Published: 18 July 2012



In perfusion magnetic resonance imaging a manual approach to delineation of regions of interest is, due to rater bias and time intensive operator input, clinically less favorable than an automated approach would be. The goal of our study was to compare the performances of these approaches.


Using Stroketool, PMA and Perfscape/Neuroscape perfusion maps of cerebral blood flow, mean transit time and Tmax were created for 145 patients with acute ischemic stroke. Volumes of hypoperfused tissue were calculated using both a manual and an automated protocol, and the results compared between methods.


The median difference between the automatically and manually derived volumes was up to 210 ml in Perfscape/Neuroscape, 123 ml in PMA and 135 ml in Stroketool. Correlation coefficients between perfusion volumes and radiological and clinical outcome were much lower for the automatic volumes than for the manually derived ones.

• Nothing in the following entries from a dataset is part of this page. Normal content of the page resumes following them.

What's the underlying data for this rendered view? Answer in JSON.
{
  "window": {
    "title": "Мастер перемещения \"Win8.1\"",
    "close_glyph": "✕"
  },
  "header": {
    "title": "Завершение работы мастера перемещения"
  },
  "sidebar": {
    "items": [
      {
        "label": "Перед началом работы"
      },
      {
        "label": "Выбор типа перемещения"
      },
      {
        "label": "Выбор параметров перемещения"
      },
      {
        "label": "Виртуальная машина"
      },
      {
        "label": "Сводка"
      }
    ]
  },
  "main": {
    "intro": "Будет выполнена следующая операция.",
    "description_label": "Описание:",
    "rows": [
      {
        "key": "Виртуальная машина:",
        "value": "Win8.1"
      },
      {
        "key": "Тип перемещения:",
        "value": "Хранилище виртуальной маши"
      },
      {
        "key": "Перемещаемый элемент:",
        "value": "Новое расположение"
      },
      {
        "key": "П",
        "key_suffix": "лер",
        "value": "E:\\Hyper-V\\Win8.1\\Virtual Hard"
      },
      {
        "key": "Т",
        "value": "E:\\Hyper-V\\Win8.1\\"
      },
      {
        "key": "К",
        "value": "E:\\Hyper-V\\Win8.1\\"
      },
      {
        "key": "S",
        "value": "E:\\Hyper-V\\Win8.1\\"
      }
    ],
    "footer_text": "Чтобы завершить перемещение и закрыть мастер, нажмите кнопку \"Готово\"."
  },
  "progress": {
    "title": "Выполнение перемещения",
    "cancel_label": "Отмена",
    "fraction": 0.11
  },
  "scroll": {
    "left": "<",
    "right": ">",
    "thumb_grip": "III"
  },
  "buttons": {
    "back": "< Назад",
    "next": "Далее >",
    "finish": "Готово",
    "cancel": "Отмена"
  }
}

The agreement of the two methods was very poor, with the automated use producing falsely exaggerated volumes of hypoperfused tissue. Software improvements are necessary to enable highly automated protocols to credibly assess perfusion deficits.

Magnetic resonance imaging; Perfusion MRI; Acute ischemic stroke